The writer is co-author with Peter Thomson of 'Future Work: How Businesses Can Adapt and Thrive in the New World of Work'

React Now

Latest stories from i100
Have you tried new the Independent Digital Edition apps?
iJobs Job Widget
iJobs General

Associate Recrutiment Consultant

£18000 - £23000 per annum + Uncapped OTE: SThree: SThree Group have been well ...

Trainee Recruitment Consultant

£18000 - £23000 per annum + OTE: SThree: Real Staffing Group is seeking Traine...

Year 6 Teacher (interventions)

£120 - £140 per day: Randstad Education Leeds: We have an exciting opportunity...

PMLD Teacher

Competitive: Randstad Education Manchester: SEN Teacher urgently required for ...

Day In a Page

Read Next
 

Letter from the Political Editor: Cameron's unexpected tax pledges give the Tories home advantage

Andrew Grice
President Barack Obama walks with U.S. Secret Service agents to Air Force One at Los Angeles International Airport in Los Angeles, Calif., May 8, 2014.  

Obama's Secret Service has become sloppy with its delusions of Hollywood grandeur

David Usborne
Italian couples fake UK divorce scam on an ‘industrial scale’

Welcome to Maidenhead, the divorce capital of... Italy

A look at the the legal tourists who exploited our liberal dissolution rules
Time to stop running: At the start of Yom Kippur and with anti-Semitism flourishing, one Jew can no longer ignore his identity

Time to stop running

At the start of Yom Kippur and with anti-Semitism flourishing, one Jew can no longer ignore his identity
Tom and Jerry cartoons now carry a 'racial prejudice' warning on Amazon

Tom and Jerry cartoons now carry a 'racial prejudice' warning on Amazon

The vintage series has often been criticised for racial stereotyping
An app for the amorous: Could Good2Go end disputes about sexual consent - without being a passion-killer?

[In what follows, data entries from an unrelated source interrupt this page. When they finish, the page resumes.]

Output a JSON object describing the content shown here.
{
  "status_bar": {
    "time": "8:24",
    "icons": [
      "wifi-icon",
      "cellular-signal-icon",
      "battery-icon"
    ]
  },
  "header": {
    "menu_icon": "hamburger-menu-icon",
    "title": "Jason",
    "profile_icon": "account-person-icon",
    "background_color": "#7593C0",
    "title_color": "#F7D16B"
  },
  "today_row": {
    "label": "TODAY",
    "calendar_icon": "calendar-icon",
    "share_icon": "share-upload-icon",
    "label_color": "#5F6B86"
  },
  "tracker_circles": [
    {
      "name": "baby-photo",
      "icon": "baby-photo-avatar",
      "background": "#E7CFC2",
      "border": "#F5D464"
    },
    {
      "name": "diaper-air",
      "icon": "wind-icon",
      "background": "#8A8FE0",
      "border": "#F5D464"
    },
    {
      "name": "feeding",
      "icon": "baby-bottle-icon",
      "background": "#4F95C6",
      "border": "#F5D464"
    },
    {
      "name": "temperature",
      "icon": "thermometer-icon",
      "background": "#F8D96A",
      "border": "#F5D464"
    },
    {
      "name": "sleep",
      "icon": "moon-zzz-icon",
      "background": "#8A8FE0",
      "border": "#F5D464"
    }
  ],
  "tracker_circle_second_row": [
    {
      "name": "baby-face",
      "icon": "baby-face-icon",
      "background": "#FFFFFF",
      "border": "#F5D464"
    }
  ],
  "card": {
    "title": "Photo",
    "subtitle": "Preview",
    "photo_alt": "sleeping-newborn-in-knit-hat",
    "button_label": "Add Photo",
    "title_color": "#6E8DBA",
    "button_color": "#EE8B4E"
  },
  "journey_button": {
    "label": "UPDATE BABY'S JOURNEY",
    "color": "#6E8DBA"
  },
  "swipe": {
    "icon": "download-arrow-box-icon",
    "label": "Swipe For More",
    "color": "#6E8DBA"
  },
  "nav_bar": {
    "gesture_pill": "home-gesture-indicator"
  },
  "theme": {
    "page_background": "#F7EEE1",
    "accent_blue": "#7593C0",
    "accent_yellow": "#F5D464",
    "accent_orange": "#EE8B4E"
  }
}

An app for the amorous

Could Good2Go end disputes about sexual consent - without being a passion-killer?
Llansanffraid is now Llansantffraid. Welsh town changes its name, but can you spot the difference?

Llansanffraid is now Llansantffraid

Welsh town changes its name, but can you spot the difference?
Charlotte Riley: At the peak of her powers

Charlotte Riley: At the peak of her powers

After a few early missteps with Chekhov, her acting career has taken her to Hollywood. Next up is a role in the BBC’s gangster drama ‘Peaky Blinders’
She's having a laugh: Britain's female comedians have never had it so good

She's having a laugh

Britain's female comedians have never had it so good, says stand-up Natalie Haynes
Sistine Chapel to ‘sing’ with new LED lights designed to bring Michelangelo’s masterpiece out of the shadows

Let there be light

Sistine Chapel to ‘sing’ with new LEDs designed to bring Michelangelo’s masterpiece out of the shadows
Great British Bake Off, semi-final, review: Richard remains the baker to beat

Tensions rise in Bake Off's pastry week

Richard remains the baker to beat as Chetna begins to flake
Paris Fashion Week, spring/summer 2015: Time travel fashion at Louis Vuitton in Paris

A look to the future

It's time travel fashion at Louis Vuitton in Paris
The 10 best bedspreads

The 10 best bedspreads

Before you up the tog count on your duvet, add an extra layer and a room-changing piece to your bed this autumn
Arsenal vs Galatasaray: Five things we learnt from the Emirates

Arsenal vs Galatasaray

Five things we learnt from the Gunners' Champions League victory at the Emirates
Stuart Lancaster’s long-term deal makes sense – a rarity for a decision taken by the RFU

Lancaster’s long-term deal makes sense – a rarity for a decision taken by the RFU

This deal gives England a head-start to prepare for 2019 World Cup, says Chris Hewett
Ebola outbreak: The children orphaned by the virus – then rejected by surviving relatives over fear of infection

The children orphaned by Ebola...

... then rejected by surviving relatives over fear of infection
Pride: Are censors pandering to homophobia?

Are censors pandering to homophobia?

US film censors have ruled 'Pride' unfit for under-16s, though it contains no sex or violence